Even if the trial court properly considered the motion for amended findings, Kellie argues it abused its discretion in finding the parties' extrajudicial agreements unenforceable and basing arrears on Kellie's original child support obligation. But any private modification of a dissolution order without subsequent judicial approval is not valid. Tell v. Tell, 383 N.W.2d 678, 681 (Minn. 1986); see Diedrich v. Diedrich, 424 N.W.2d 580, 583 (Minn. App. 1988) (holding that, because best interests of child are more important than parties' wishes, unconfirmed post-dissolution agreements are not followed); Vitalis v. Vitalis, 363 N.W.2d 57, 60 (Minn. App. 1985) (stating "[s]elf-help is not favored"). Although both parties acknowledge they entered into an extrajudicial agreement to reduce Kellie's child support payments, they never memorialized this agreement or brought it before the trial court. Given this fact, the trial court properly concluded the parties' agreement was unenforceable. Although Kellie argues any arrears should be offset by expenses he paid, Kellie's previously paid expenses constituted gifts to his children and the trial court properly refused to offset arrears by these costs. See Barnier v. Wells, 476 N.W.2d 795, 797 (Minn. App. 1991) (noting gifts only considered in calculating support if regularly received from dependable source). Under these circumstances, we affirm the trial court's order and determination of arrears. Because we did not consider the facts cited by Kellie in his motion to strike in reaching our decision, we deny the motion to strike.
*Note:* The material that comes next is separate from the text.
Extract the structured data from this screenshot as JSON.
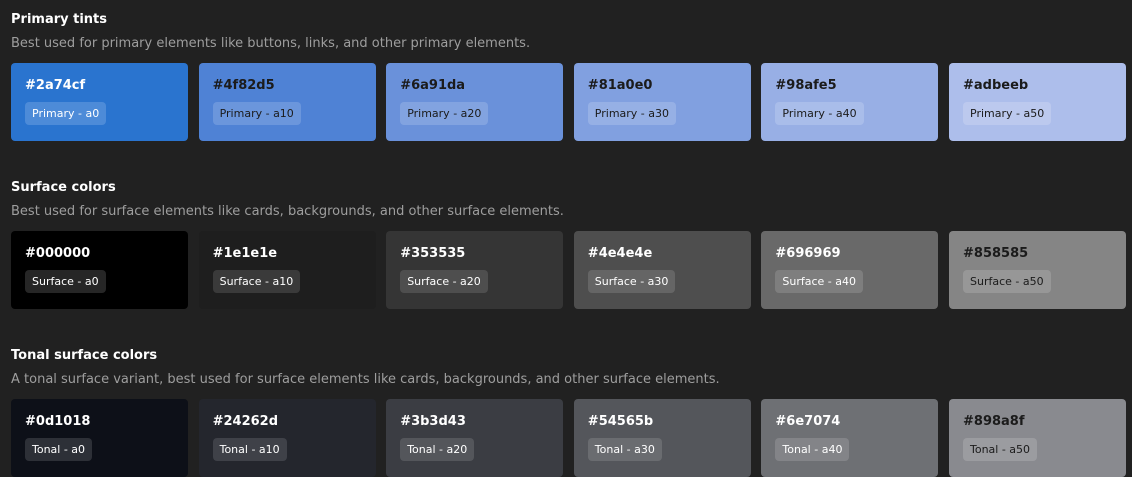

Affirmed, motion denied.

[*] Retired judge of the district court, serving as judge of the Minnesota Court of Appeals by appointment pursuant to Minn. Const. art. VI, § 10.